When I was growing up, album_r9_c3_f13I was so afraid of playing the harp in public, I couldn’t sleep the entire night before doing so!  Over the years, I became aware that I had a tendency to say no to things that I really wanted to do, because they seemed too difficult or too scary for me. Eventually I realized that this behaviour was causing me to lose out on many learning and growth opportunities, and I came to feel a lot of regret about the risks I didn’t take – much more so than about any little mistakes I might have made in front of an audience! Now, I accept several performances a year, simply BECAUSE they scare me!  I’ve learned that anything that scares me offers the potential for tremendous personal growth and a real sense of pride in myself and my achievements.  Those feelings are so great, I have gradually learned it’s worth some fear and anxiety, in order to experience the “pay-off”. I got to this place one step at a time, by gradually saying “yes” to bigger and bigger challenges.

As a harp teacher, I sometimes work with students who theoretically want to play an instrument, but go year after year (and sometimes instrument after instrument) without ever truly committing to it (or to themselves!)  Don’t keep telling yourself that, “next year”, “in five years”, “when you retire”… etc… you will finally make time to really play the harp.  Play the harp NOW. Play the harp for the next three weeks.  Play the harp for a friend.  Play the harp for a recital!

The next time an opportunity comes along that seems too scary to say yes to – think it over and ask yourself, why would I NOT want to do this?  What are some possible negative outcomes of this experience?  Are these concerns really valid (are the possible negative results really all that bad?), or am I holding myself back in some way that isn’t really useful to me any more?  What might be some positive outcomes of saying YES to this experience?

A couple of things that sometimes help me keep a healthy perspective on playing music in public:
  • It’s just music! It isn’t brain-surgery, or sky-diving.  Music isn’t dangerous!
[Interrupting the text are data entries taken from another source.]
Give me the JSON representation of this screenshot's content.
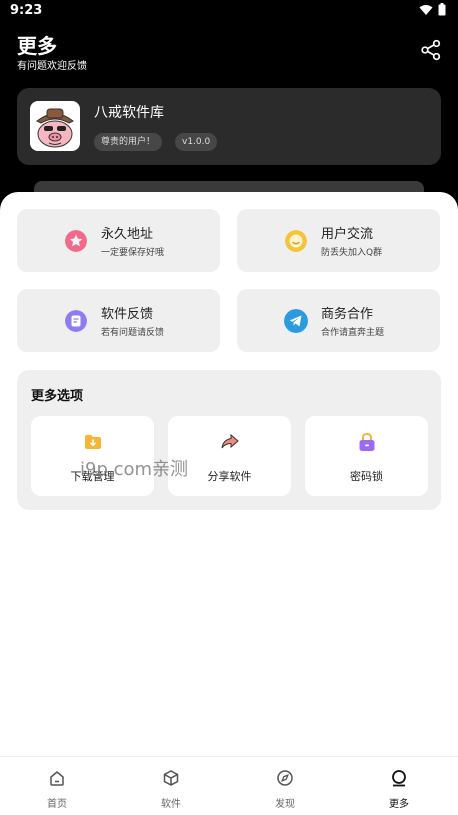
{
  "status_bar": {
    "time": "9:23"
  },
  "header": {
    "title": "更多",
    "subtitle": "有问题欢迎反馈"
  },
  "profile": {
    "name": "八戒软件库",
    "badge": "尊贵的用户！",
    "version": "v1.0.0"
  },
  "features": [
    {
      "title": "永久地址",
      "subtitle": "一定要保存好哦",
      "icon": "star-icon",
      "color": "#f06a8c"
    },
    {
      "title": "用户交流",
      "subtitle": "防丢失加入Q群",
      "icon": "smile-icon",
      "color": "#f3c43c"
    },
    {
      "title": "软件反馈",
      "subtitle": "若有问题请反馈",
      "icon": "feedback-icon",
      "color": "#8e7cf0"
    },
    {
      "title": "商务合作",
      "subtitle": "合作请直奔主题",
      "icon": "telegram-icon",
      "color": "#2a9be0"
    }
  ],
  "more_options": {
    "title": "更多选项",
    "items": [
      {
        "label": "下载管理",
        "icon": "download-folder-icon",
        "color": "#f5b638"
      },
      {
        "label": "分享软件",
        "icon": "share-arrow-icon",
        "color": "#ef8b7f"
      },
      {
        "label": "密码锁",
        "icon": "lock-icon",
        "color": "#9b6cf0"
      }
    ]
  },
  "watermark": "i9p.com亲测",
  "bottom_nav": [
    {
      "label": "首页",
      "icon": "home-icon"
    },
    {
      "label": "软件",
      "icon": "cube-icon"
    },
    {
      "label": "发现",
      "icon": "compass-icon"
    },
    {
      "label": "更多",
      "icon": "more-icon",
      "active": true
    }
  ]
}
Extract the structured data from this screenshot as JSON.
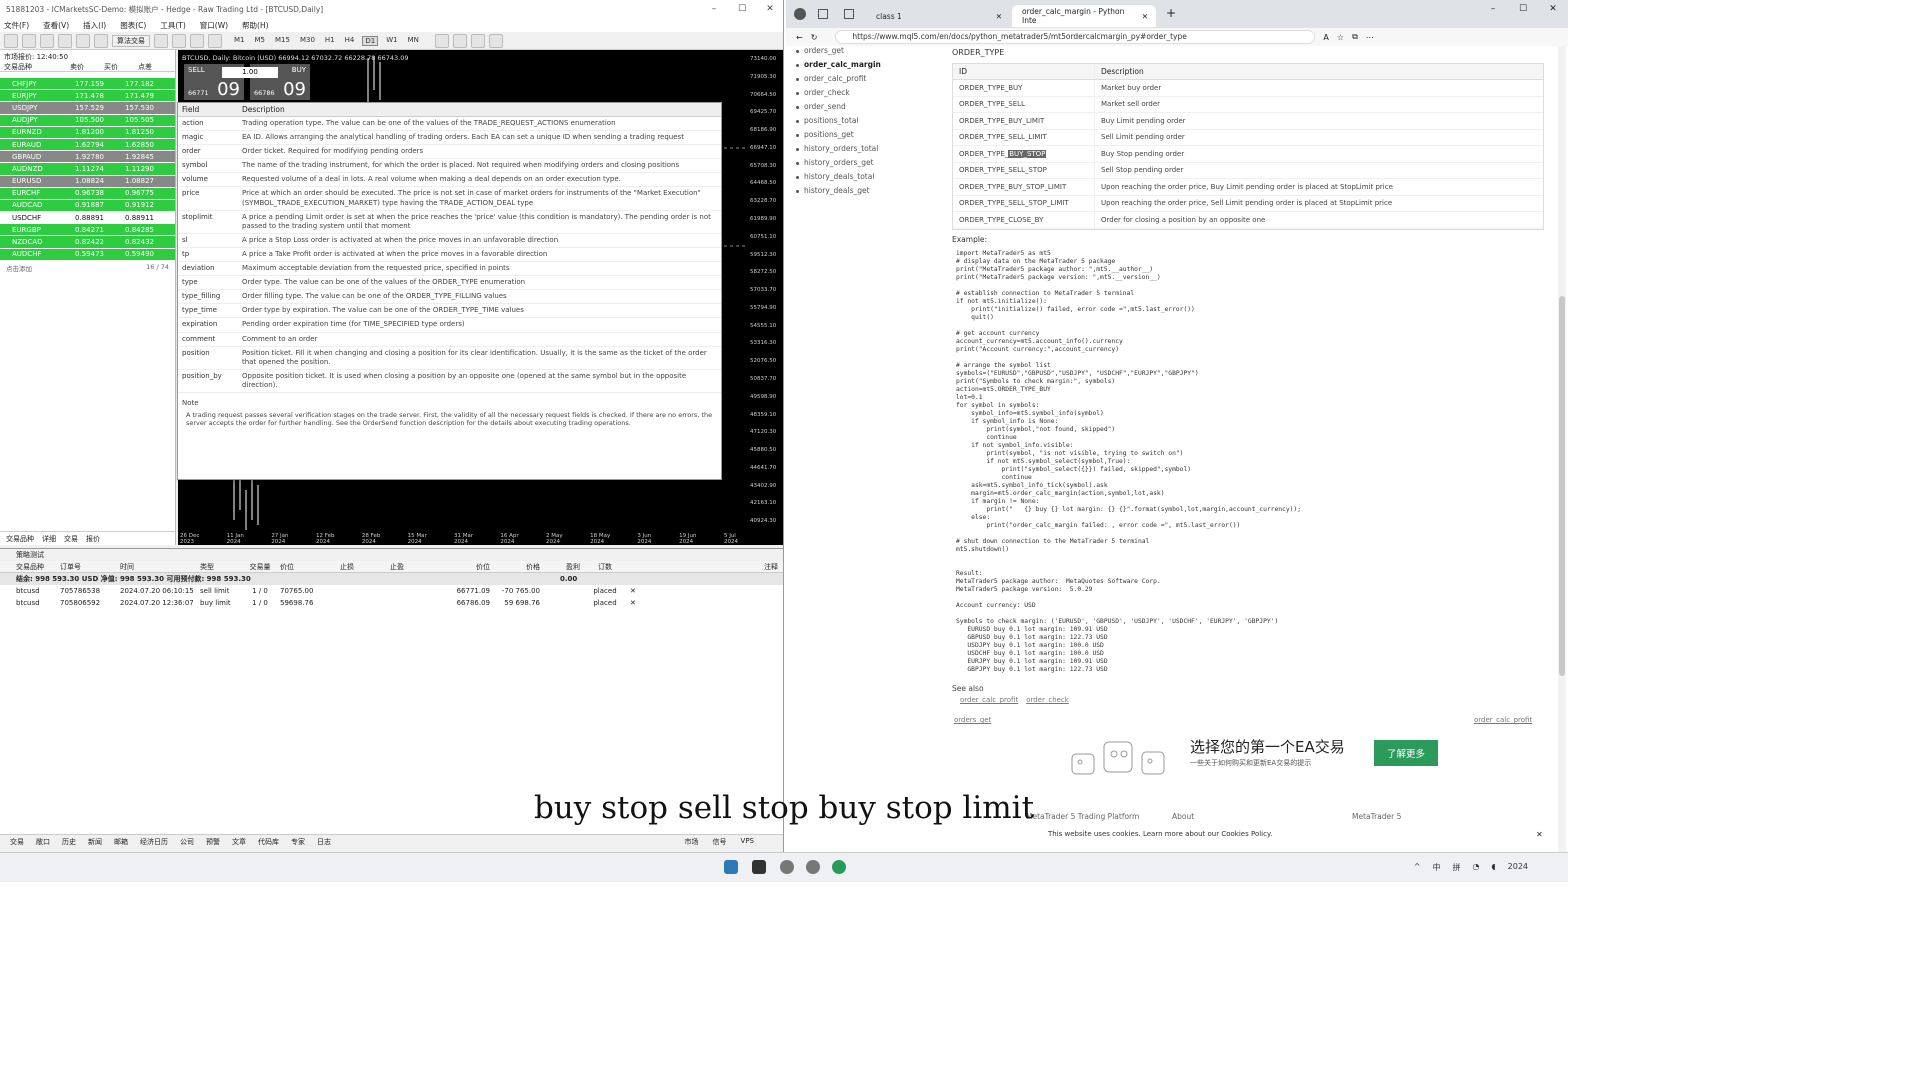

When you think about it, you do plenty of things that ARE dangerous: most people don’t think twice about driving a car for example. (You’ll get in a four-wheeled death-machine, but you won’t make a few musical noises in public? Oy!)
  • Ask yourself: what is the worst that could happen?  Your hands are sweaty with nerves, and you stumble over a few notes?  Big deal!  We “play” music, we don’t “work” it.  So don’t take it so seriously – just get out there and have some fun!  If something goes wrong, it really dosn’t matter – not brain surgery, remember? Nobody will die because of your mistake!
  • It’s not Carnegie Hall either, it’s just a little friendly recital.  No one is going to yell out “boo”;  you can’t get “fired” from playing your instrument.  In fact, people will be amazed that you play the harp.  The harp is such a sympathetic and beautiful instrument, you could play a scale, and your audience would tell you how beautiful it was!  The harp sounds great all on its own.  All YOU have to do is get out of your own way, and let the harp do the talking!
When you think about it, playing the harp in public is one of the least-risky things you could ever do!
Alys Howe Harp Teacher Vancouver BC